**Goal of the exercise:**
Check each line of the records for "name"; collect those that have it.

Website and app data records
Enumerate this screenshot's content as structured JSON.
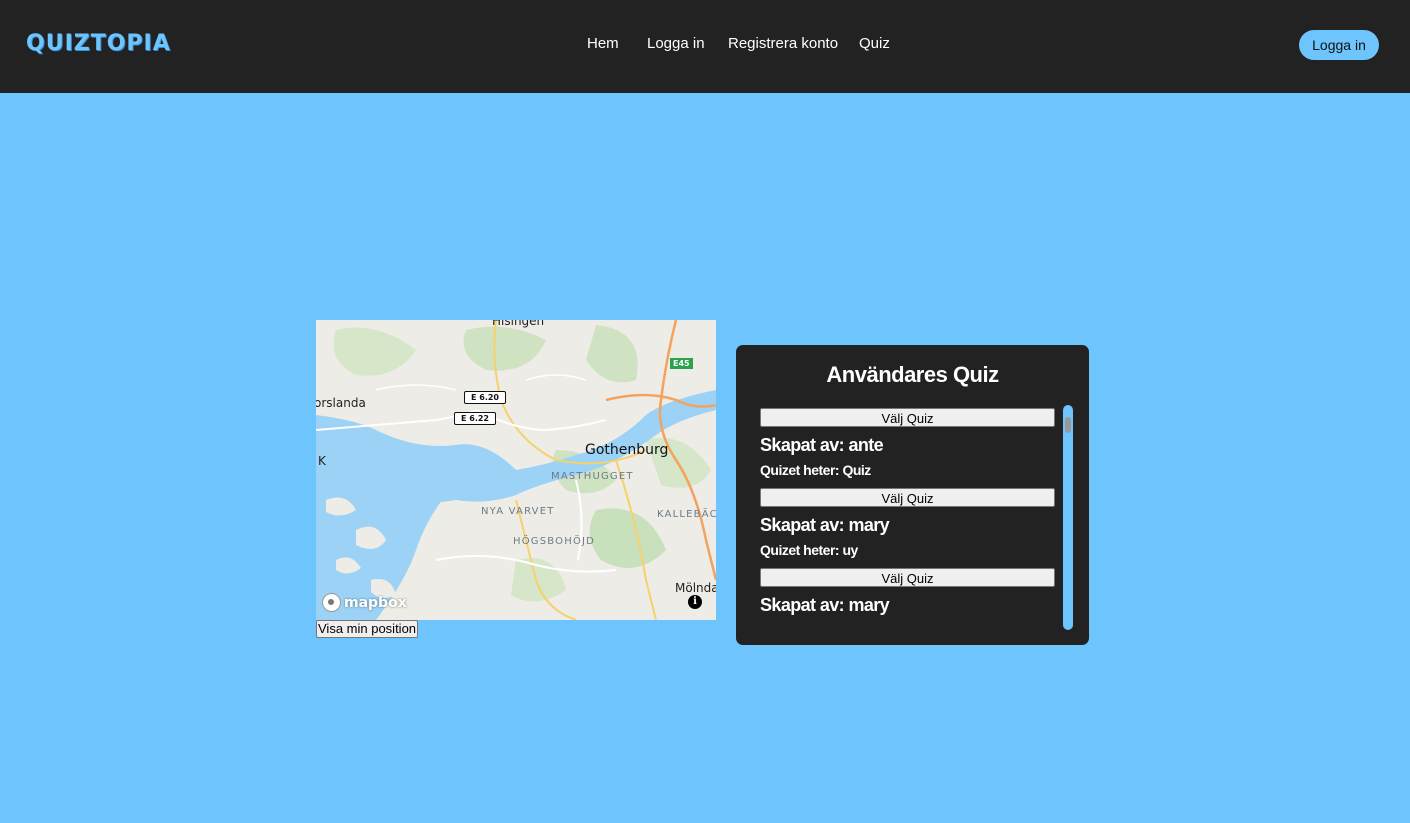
{
  "brand": {
    "logo": "QUIZTOPIA"
  },
  "nav": {
    "links": [
      "Hem",
      "Logga in",
      "Registrera konto",
      "Quiz"
    ],
    "login_button": "Logga in"
  },
  "map": {
    "labels": {
      "city": "Gothenburg",
      "district_1": "MASTHUGGET",
      "district_2": "NYA VARVET",
      "district_3": "HÖGSBOHÖJD",
      "district_4": "KALLEBÄC",
      "place_1": "orslanda",
      "place_2": "Mölnda",
      "place_3": "Hisingen",
      "place_4": "K"
    },
    "road_shields": [
      "E 6.20",
      "E 6.22",
      "E45"
    ],
    "attribution": "mapbox",
    "info_icon": "info-icon",
    "position_button": "Visa min position"
  },
  "quiz_panel": {
    "title": "Användares Quiz",
    "items": [
      {
        "button": "Välj Quiz",
        "creator": "Skapat av: ante",
        "name": "Quizet heter: Quiz"
      },
      {
        "button": "Välj Quiz",
        "creator": "Skapat av: mary",
        "name": "Quizet heter: uy"
      },
      {
        "button": "Välj Quiz",
        "creator": "Skapat av: mary",
        "name": ""
      }
    ]
  },
  "colors": {
    "background": "#6ec4fd",
    "navbar": "#222222",
    "panel": "#222222",
    "accent": "#6ec4fd"
  }
}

**Answer below:**
        "name": "Quizet heter: Quiz"
        "name": "Quizet heter: uy"
        "name": ""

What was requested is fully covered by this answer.